[Start of Attachment]

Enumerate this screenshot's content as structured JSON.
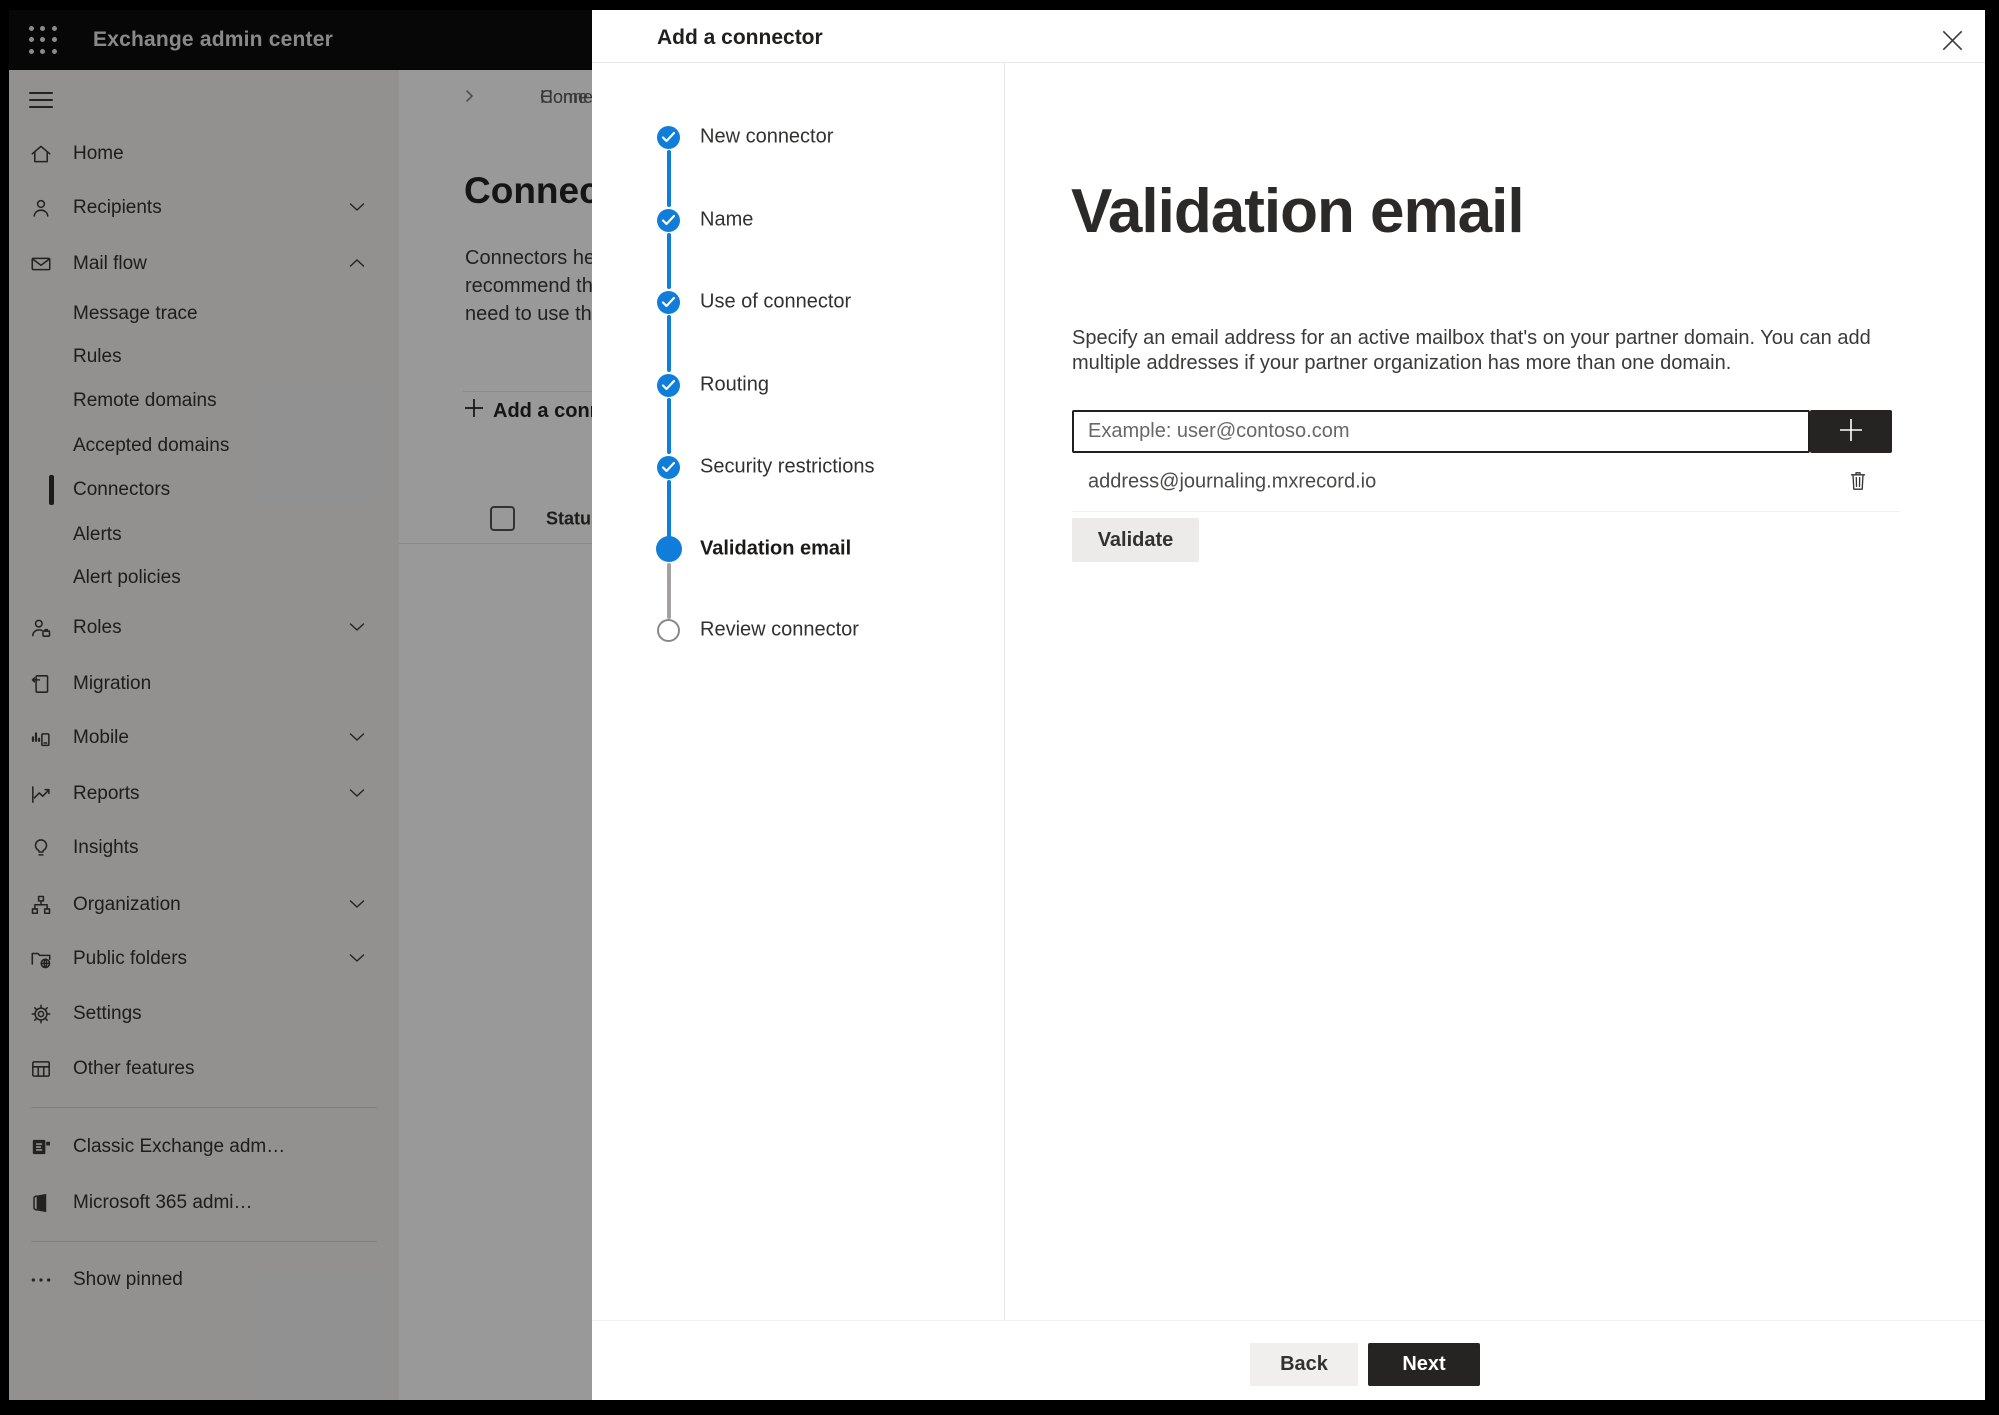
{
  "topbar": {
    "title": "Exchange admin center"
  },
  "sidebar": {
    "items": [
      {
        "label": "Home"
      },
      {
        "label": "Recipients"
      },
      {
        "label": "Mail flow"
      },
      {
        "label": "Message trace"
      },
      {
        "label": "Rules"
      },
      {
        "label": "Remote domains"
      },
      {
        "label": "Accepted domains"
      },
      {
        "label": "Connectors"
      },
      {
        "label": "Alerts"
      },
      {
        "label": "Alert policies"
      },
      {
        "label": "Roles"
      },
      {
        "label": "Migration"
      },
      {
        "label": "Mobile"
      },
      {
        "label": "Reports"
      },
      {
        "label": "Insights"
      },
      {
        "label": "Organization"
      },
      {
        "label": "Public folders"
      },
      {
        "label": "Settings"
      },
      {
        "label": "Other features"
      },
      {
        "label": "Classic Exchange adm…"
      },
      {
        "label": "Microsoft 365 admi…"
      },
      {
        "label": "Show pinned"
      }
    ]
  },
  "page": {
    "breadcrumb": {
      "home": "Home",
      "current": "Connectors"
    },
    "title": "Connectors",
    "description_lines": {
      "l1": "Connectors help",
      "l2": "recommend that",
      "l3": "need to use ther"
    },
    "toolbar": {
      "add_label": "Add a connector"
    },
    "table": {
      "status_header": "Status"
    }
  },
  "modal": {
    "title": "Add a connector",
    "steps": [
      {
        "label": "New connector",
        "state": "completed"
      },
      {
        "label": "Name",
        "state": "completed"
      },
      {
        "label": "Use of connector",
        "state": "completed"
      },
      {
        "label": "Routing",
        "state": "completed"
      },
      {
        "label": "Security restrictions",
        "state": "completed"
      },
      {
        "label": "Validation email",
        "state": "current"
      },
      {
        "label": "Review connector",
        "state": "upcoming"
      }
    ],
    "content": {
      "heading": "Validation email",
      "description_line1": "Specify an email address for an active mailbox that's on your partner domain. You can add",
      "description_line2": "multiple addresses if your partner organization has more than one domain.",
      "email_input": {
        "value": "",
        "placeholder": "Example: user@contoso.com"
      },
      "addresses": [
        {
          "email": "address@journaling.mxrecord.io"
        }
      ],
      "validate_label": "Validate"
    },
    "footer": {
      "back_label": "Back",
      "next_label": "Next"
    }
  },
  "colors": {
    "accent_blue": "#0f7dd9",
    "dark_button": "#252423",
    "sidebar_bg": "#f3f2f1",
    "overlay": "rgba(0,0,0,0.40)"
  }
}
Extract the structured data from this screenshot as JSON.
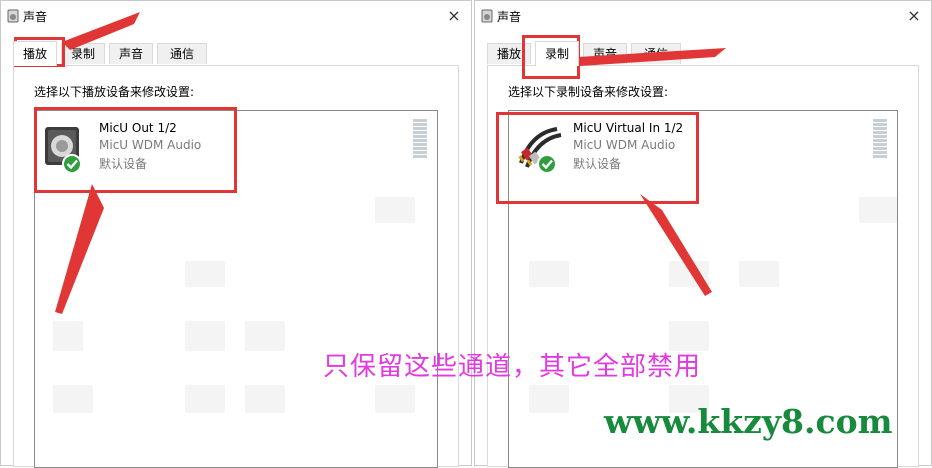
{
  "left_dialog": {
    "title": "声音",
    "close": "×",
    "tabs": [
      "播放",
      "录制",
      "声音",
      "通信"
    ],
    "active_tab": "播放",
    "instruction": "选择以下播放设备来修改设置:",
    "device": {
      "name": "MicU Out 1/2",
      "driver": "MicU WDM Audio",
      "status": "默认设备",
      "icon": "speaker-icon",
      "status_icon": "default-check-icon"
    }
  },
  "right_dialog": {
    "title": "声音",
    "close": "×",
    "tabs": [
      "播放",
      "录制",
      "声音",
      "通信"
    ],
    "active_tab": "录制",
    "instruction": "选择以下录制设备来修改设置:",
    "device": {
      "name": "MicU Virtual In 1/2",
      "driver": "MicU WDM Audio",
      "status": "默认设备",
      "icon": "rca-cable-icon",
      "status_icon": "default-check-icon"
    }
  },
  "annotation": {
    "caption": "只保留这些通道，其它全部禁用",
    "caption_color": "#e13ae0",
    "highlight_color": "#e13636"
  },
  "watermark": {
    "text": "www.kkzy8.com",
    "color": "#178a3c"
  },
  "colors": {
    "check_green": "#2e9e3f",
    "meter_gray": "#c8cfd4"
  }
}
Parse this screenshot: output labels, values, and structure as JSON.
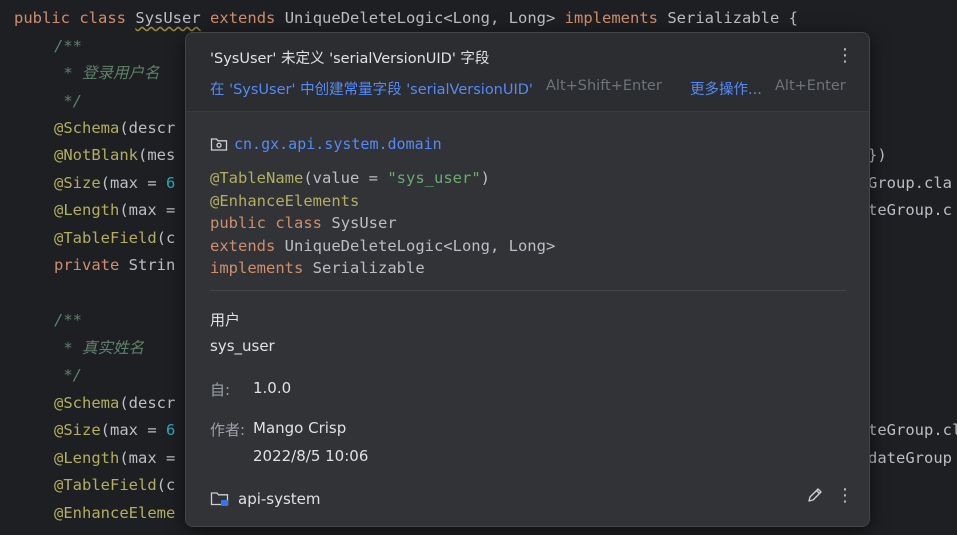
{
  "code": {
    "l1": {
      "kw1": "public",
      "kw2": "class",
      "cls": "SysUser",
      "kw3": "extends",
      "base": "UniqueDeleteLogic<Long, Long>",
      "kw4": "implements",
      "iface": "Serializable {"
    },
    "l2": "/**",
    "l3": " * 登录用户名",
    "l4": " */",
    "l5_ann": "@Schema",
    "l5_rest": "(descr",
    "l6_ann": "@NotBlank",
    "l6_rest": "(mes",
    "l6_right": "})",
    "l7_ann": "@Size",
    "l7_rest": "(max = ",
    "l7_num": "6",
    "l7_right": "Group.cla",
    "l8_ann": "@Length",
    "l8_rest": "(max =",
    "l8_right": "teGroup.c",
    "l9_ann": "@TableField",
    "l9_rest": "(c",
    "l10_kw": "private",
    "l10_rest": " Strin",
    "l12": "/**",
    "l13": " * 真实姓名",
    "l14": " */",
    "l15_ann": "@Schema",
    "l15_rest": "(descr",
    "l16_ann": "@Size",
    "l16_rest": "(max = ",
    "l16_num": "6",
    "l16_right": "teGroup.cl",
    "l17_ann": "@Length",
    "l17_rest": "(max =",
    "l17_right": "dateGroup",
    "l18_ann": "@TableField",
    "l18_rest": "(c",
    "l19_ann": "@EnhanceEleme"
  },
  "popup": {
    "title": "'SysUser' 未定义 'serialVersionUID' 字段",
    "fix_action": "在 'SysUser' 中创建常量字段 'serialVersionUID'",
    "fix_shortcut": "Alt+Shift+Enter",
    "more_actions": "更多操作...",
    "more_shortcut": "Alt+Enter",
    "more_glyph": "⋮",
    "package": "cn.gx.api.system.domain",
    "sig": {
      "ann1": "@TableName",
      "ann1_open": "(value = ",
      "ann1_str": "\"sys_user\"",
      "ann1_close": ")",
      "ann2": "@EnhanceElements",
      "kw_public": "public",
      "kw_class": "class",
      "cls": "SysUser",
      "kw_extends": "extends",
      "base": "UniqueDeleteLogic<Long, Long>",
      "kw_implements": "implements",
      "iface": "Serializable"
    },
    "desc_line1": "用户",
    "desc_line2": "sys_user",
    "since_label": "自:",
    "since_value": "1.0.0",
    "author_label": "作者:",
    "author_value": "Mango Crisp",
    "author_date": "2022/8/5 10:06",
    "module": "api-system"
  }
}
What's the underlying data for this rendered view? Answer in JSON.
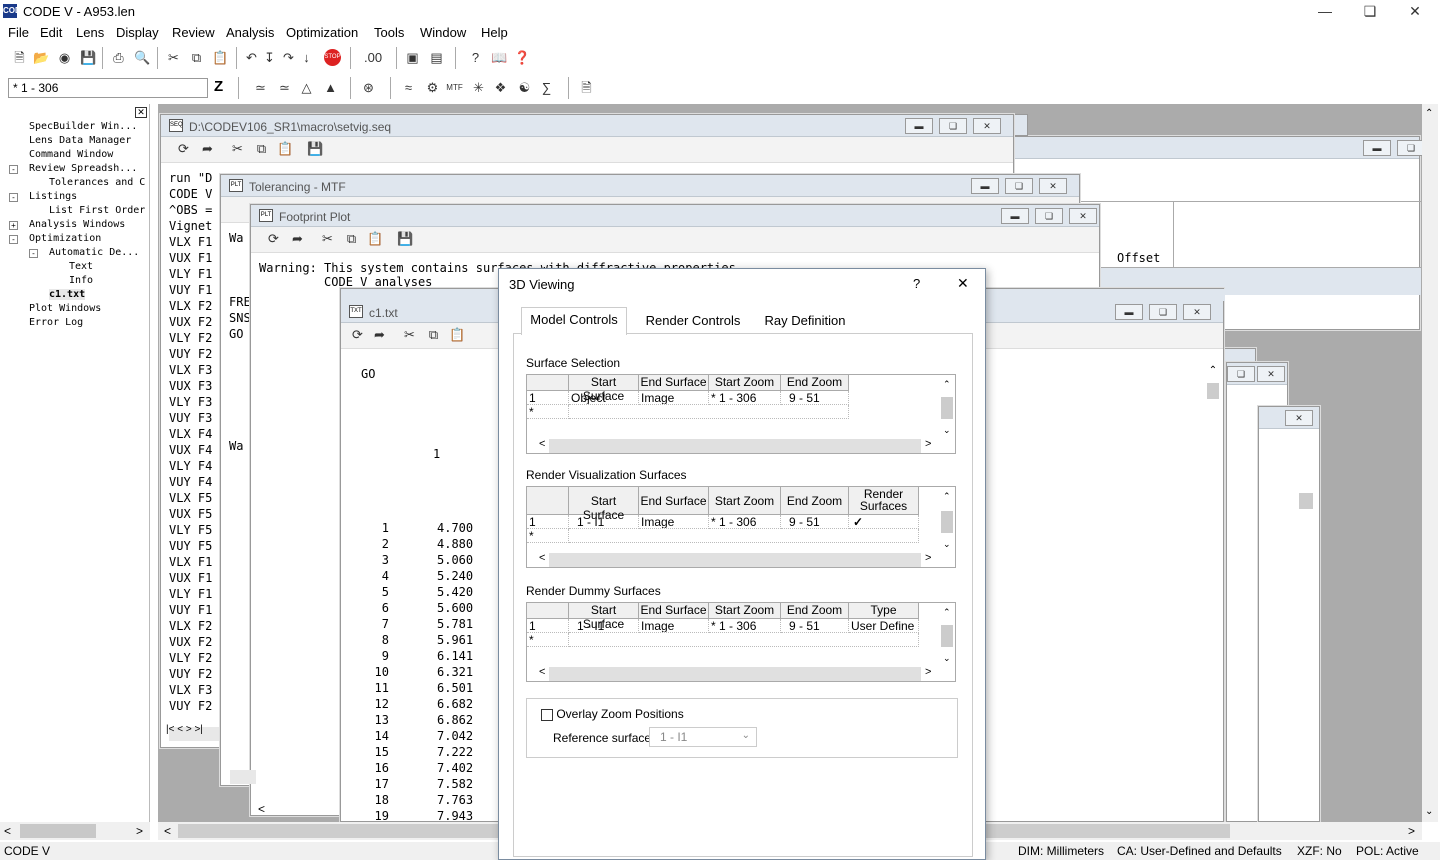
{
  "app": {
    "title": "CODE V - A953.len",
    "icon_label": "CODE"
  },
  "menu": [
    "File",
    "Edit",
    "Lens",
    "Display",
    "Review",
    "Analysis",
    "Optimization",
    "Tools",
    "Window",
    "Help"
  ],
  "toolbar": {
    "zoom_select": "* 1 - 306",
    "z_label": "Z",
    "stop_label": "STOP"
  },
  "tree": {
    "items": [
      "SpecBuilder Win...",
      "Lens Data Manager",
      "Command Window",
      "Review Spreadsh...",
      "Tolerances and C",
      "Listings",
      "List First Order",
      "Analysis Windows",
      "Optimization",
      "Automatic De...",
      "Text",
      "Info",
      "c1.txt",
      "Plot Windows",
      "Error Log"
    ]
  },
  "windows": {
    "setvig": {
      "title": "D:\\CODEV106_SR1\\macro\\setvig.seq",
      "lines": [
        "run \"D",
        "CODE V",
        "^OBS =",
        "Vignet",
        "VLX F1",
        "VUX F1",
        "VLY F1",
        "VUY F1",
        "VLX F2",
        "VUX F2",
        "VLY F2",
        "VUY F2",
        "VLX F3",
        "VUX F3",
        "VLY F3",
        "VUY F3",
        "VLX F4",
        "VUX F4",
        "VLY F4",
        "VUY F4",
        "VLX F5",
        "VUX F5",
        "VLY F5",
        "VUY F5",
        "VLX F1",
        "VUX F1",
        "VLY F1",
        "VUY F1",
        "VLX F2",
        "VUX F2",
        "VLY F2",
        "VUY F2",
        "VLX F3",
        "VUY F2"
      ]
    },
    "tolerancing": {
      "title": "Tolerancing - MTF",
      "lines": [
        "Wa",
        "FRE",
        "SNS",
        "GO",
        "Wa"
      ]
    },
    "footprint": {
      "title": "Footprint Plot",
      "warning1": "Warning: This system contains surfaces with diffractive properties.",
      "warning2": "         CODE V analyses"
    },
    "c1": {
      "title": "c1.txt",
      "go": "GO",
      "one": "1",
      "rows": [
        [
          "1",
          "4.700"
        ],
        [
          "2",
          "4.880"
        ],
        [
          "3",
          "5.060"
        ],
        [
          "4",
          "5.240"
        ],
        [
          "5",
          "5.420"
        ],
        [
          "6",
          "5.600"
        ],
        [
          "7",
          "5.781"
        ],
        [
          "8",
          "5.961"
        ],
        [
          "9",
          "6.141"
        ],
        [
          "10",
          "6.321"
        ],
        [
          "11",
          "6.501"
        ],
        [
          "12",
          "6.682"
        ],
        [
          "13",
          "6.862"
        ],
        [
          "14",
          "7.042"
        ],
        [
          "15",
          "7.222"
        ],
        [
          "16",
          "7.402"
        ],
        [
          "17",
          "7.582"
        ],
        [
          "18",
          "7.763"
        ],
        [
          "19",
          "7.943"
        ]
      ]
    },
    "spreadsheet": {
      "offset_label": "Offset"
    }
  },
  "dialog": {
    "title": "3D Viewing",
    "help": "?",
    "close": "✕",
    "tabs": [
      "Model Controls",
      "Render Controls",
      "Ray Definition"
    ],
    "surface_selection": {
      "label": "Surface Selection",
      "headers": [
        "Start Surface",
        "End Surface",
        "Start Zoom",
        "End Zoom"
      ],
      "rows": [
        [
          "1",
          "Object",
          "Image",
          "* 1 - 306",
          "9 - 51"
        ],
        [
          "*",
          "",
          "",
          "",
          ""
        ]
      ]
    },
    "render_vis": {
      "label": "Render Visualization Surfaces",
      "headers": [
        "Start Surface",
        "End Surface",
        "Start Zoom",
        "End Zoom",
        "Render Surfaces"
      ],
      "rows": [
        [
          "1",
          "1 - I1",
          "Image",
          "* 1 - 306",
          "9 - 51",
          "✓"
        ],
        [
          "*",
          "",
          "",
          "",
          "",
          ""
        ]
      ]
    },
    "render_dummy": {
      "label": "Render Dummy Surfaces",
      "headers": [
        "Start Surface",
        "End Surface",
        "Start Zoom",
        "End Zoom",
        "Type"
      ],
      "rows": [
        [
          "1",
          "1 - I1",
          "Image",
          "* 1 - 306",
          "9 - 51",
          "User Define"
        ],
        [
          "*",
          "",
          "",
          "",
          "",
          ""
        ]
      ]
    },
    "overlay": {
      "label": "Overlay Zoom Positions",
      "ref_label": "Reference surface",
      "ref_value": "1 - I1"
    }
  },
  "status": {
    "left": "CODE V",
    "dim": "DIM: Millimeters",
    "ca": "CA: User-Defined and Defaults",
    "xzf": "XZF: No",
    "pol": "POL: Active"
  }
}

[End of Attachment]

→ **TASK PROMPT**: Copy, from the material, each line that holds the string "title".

→ **YOUR SOLUTION**:
    "title": "Exchange admin center"
    "title": "Connectors",
    "title": "Add a connector",
    "title": "声音",
    "title": "声音",
    "title": "'SysUser' 未定义 'serialVersionUID' 字段",
    "title": "CODE V - A953.len",
      "title": "D:\\CODEV106_SR1\\macro\\setvig.seq",
      "title": "Tolerancing - MTF",
      "title": "Footprint Plot",
      "title": "c1.txt",
    "title": "3D Viewing",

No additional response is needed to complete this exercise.